> Exercise aim: Whichever lines of the entries hold the word "NZDUSD" should be identified and copied.

[Data about app and page elements]
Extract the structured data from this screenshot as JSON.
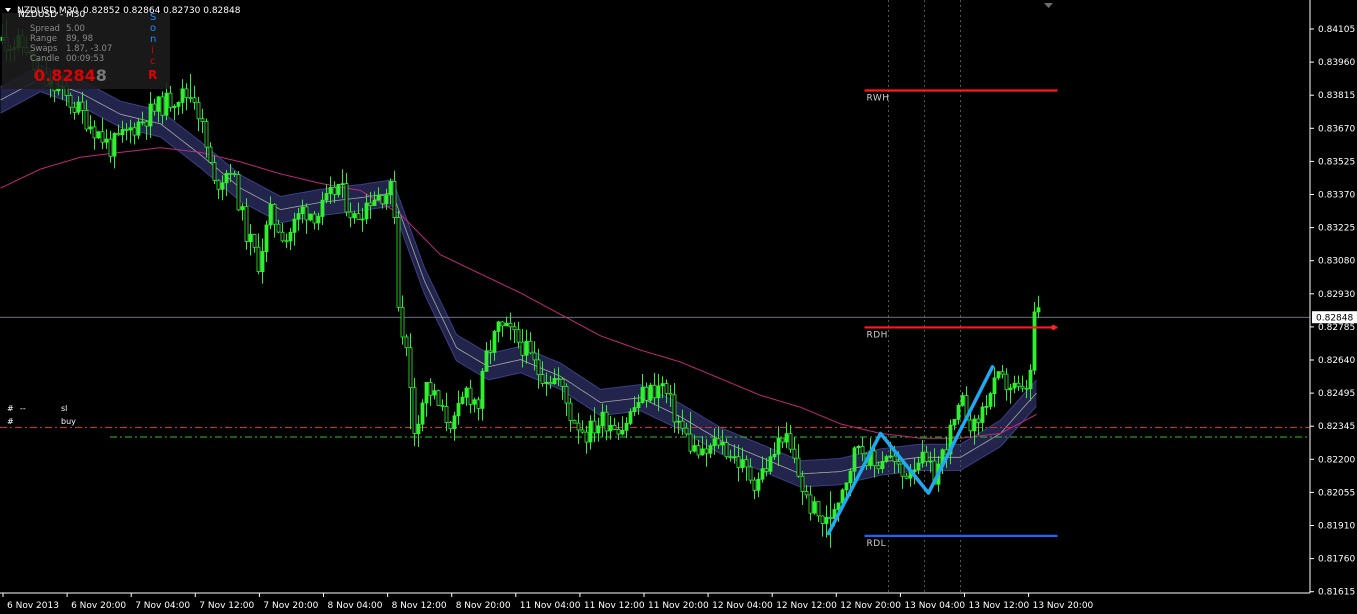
{
  "header": {
    "symbol": "NZDUSD,M30",
    "ohlc": "0.82852 0.82864 0.82730 0.82848"
  },
  "info_panel": {
    "partial_title": "NZDUSD - M30",
    "rows": [
      {
        "label": "Spread",
        "value": "5.00"
      },
      {
        "label": "Range",
        "value": "89, 98"
      },
      {
        "label": "Swaps",
        "value": "1.87, -3.07"
      },
      {
        "label": "Candle",
        "value": "00:09:53"
      }
    ],
    "big_price_red": "0.8284",
    "big_price_grey": "8",
    "sonic_letters": [
      "S",
      "o",
      "n",
      "i",
      "c"
    ],
    "sonic_last": "R",
    "colors": {
      "red": "#e00000",
      "grey": "#777777",
      "blue": "#1e8cff"
    }
  },
  "trade_tags": [
    {
      "prefix": "#",
      "dash": "--",
      "label": "sl",
      "color": "#e53030"
    },
    {
      "prefix": "#",
      "dash": "",
      "label": "buy",
      "color": "#33cc33"
    }
  ],
  "current_price_label": "0.82848",
  "chart_data": {
    "type": "candlestick",
    "timeframe": "M30",
    "ylim": [
      0.8169,
      0.8418
    ],
    "y_ticks": [
      "0.84105",
      "0.83960",
      "0.83815",
      "0.83670",
      "0.83525",
      "0.83370",
      "0.83225",
      "0.83080",
      "0.82930",
      "0.82785",
      "0.82640",
      "0.82495",
      "0.82345",
      "0.82200",
      "0.82055",
      "0.81910",
      "0.81760",
      "0.81615"
    ],
    "y_tick_values": [
      0.84105,
      0.8396,
      0.83815,
      0.8367,
      0.83525,
      0.8337,
      0.83225,
      0.8308,
      0.8293,
      0.82785,
      0.8264,
      0.82495,
      0.82345,
      0.822,
      0.82055,
      0.8191,
      0.8176,
      0.81615
    ],
    "x_ticks": [
      "6 Nov 2013",
      "6 Nov 20:00",
      "7 Nov 04:00",
      "7 Nov 12:00",
      "7 Nov 20:00",
      "8 Nov 04:00",
      "8 Nov 12:00",
      "8 Nov 20:00",
      "11 Nov 04:00",
      "11 Nov 12:00",
      "11 Nov 20:00",
      "12 Nov 04:00",
      "12 Nov 12:00",
      "12 Nov 20:00",
      "13 Nov 04:00",
      "13 Nov 12:00",
      "13 Nov 20:00"
    ],
    "x_tick_bars": [
      0,
      16,
      32,
      48,
      64,
      80,
      96,
      112,
      128,
      144,
      160,
      176,
      192,
      208,
      224,
      240,
      256
    ],
    "close_path": [
      [
        0,
        0.8401
      ],
      [
        6,
        0.8398
      ],
      [
        9,
        0.8385
      ],
      [
        14,
        0.838
      ],
      [
        20,
        0.837
      ],
      [
        27,
        0.8356
      ],
      [
        33,
        0.8365
      ],
      [
        38,
        0.8372
      ],
      [
        44,
        0.8378
      ],
      [
        48,
        0.8378
      ],
      [
        50,
        0.8364
      ],
      [
        53,
        0.834
      ],
      [
        57,
        0.8348
      ],
      [
        61,
        0.832
      ],
      [
        64,
        0.8308
      ],
      [
        67,
        0.8328
      ],
      [
        71,
        0.8318
      ],
      [
        75,
        0.833
      ],
      [
        79,
        0.8328
      ],
      [
        84,
        0.834
      ],
      [
        88,
        0.8326
      ],
      [
        92,
        0.8335
      ],
      [
        97,
        0.8338
      ],
      [
        98,
        0.833
      ],
      [
        99,
        0.829
      ],
      [
        101,
        0.827
      ],
      [
        103,
        0.8238
      ],
      [
        106,
        0.8256
      ],
      [
        108,
        0.8251
      ],
      [
        110,
        0.8244
      ],
      [
        113,
        0.824
      ],
      [
        116,
        0.8254
      ],
      [
        119,
        0.8248
      ],
      [
        121,
        0.8268
      ],
      [
        124,
        0.828
      ],
      [
        127,
        0.8278
      ],
      [
        130,
        0.8273
      ],
      [
        134,
        0.8262
      ],
      [
        139,
        0.8258
      ],
      [
        142,
        0.8244
      ],
      [
        146,
        0.8236
      ],
      [
        150,
        0.8242
      ],
      [
        155,
        0.8239
      ],
      [
        160,
        0.8252
      ],
      [
        165,
        0.8256
      ],
      [
        168,
        0.8244
      ],
      [
        172,
        0.8231
      ],
      [
        175,
        0.8226
      ],
      [
        179,
        0.8233
      ],
      [
        184,
        0.8224
      ],
      [
        188,
        0.8216
      ],
      [
        192,
        0.8224
      ],
      [
        195,
        0.8236
      ],
      [
        198,
        0.8224
      ],
      [
        201,
        0.8208
      ],
      [
        204,
        0.8201
      ],
      [
        206,
        0.8198
      ],
      [
        208,
        0.8206
      ],
      [
        211,
        0.8218
      ],
      [
        214,
        0.8232
      ],
      [
        218,
        0.8222
      ],
      [
        221,
        0.8228
      ],
      [
        225,
        0.8218
      ],
      [
        229,
        0.8226
      ],
      [
        233,
        0.8218
      ],
      [
        237,
        0.8236
      ],
      [
        240,
        0.8248
      ],
      [
        243,
        0.8238
      ],
      [
        246,
        0.825
      ],
      [
        249,
        0.8258
      ],
      [
        252,
        0.8256
      ],
      [
        255,
        0.8252
      ],
      [
        257,
        0.826
      ],
      [
        258,
        0.8287
      ],
      [
        259,
        0.82848
      ]
    ],
    "indicators": {
      "ma_pink": [
        [
          0,
          0.8339
        ],
        [
          10,
          0.8347
        ],
        [
          20,
          0.8352
        ],
        [
          30,
          0.8354
        ],
        [
          40,
          0.8356
        ],
        [
          50,
          0.8354
        ],
        [
          60,
          0.835
        ],
        [
          70,
          0.8345
        ],
        [
          80,
          0.8341
        ],
        [
          90,
          0.8338
        ],
        [
          100,
          0.8328
        ],
        [
          110,
          0.8311
        ],
        [
          120,
          0.8303
        ],
        [
          130,
          0.8295
        ],
        [
          140,
          0.8286
        ],
        [
          150,
          0.8277
        ],
        [
          160,
          0.8271
        ],
        [
          170,
          0.8266
        ],
        [
          180,
          0.8259
        ],
        [
          190,
          0.8252
        ],
        [
          200,
          0.8247
        ],
        [
          210,
          0.824
        ],
        [
          220,
          0.8236
        ],
        [
          230,
          0.8234
        ],
        [
          240,
          0.8234
        ],
        [
          250,
          0.8236
        ],
        [
          259,
          0.8244
        ]
      ],
      "channel_mid": [
        [
          0,
          0.8376
        ],
        [
          10,
          0.8385
        ],
        [
          20,
          0.8379
        ],
        [
          30,
          0.837
        ],
        [
          40,
          0.8366
        ],
        [
          50,
          0.8353
        ],
        [
          60,
          0.8339
        ],
        [
          70,
          0.833
        ],
        [
          80,
          0.8333
        ],
        [
          90,
          0.8335
        ],
        [
          98,
          0.8337
        ],
        [
          106,
          0.83
        ],
        [
          114,
          0.8272
        ],
        [
          122,
          0.8264
        ],
        [
          130,
          0.8267
        ],
        [
          140,
          0.826
        ],
        [
          150,
          0.8249
        ],
        [
          160,
          0.8251
        ],
        [
          170,
          0.8243
        ],
        [
          180,
          0.8233
        ],
        [
          190,
          0.8226
        ],
        [
          200,
          0.8219
        ],
        [
          210,
          0.822
        ],
        [
          220,
          0.8224
        ],
        [
          230,
          0.8226
        ],
        [
          240,
          0.8226
        ],
        [
          250,
          0.8236
        ],
        [
          259,
          0.8253
        ]
      ],
      "channel_half_width": 0.00055
    },
    "levels": [
      {
        "name": "RWH",
        "price": 0.838,
        "color": "#ff1a1a",
        "bar_from": 208,
        "bar_to": 254
      },
      {
        "name": "RDH",
        "price": 0.82805,
        "color": "#ff1a1a",
        "bar_from": 208,
        "bar_to": 254
      },
      {
        "name": "RDL",
        "price": 0.8193,
        "color": "#1e64ff",
        "bar_from": 208,
        "bar_to": 254
      }
    ],
    "sl_line": 0.82385,
    "buy_line": 0.82345,
    "current_price": 0.82848,
    "zigzag": [
      [
        199,
        0.8194
      ],
      [
        212,
        0.8236
      ],
      [
        224,
        0.8211
      ],
      [
        240,
        0.8264
      ]
    ],
    "vlines_bars": [
      222,
      231,
      240
    ],
    "price_dot": {
      "bar": 261,
      "price": 0.82805
    }
  }
}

> The completed task:
    "symbol": "NZDUSD,M30",
    "partial_title": "NZDUSD - M30",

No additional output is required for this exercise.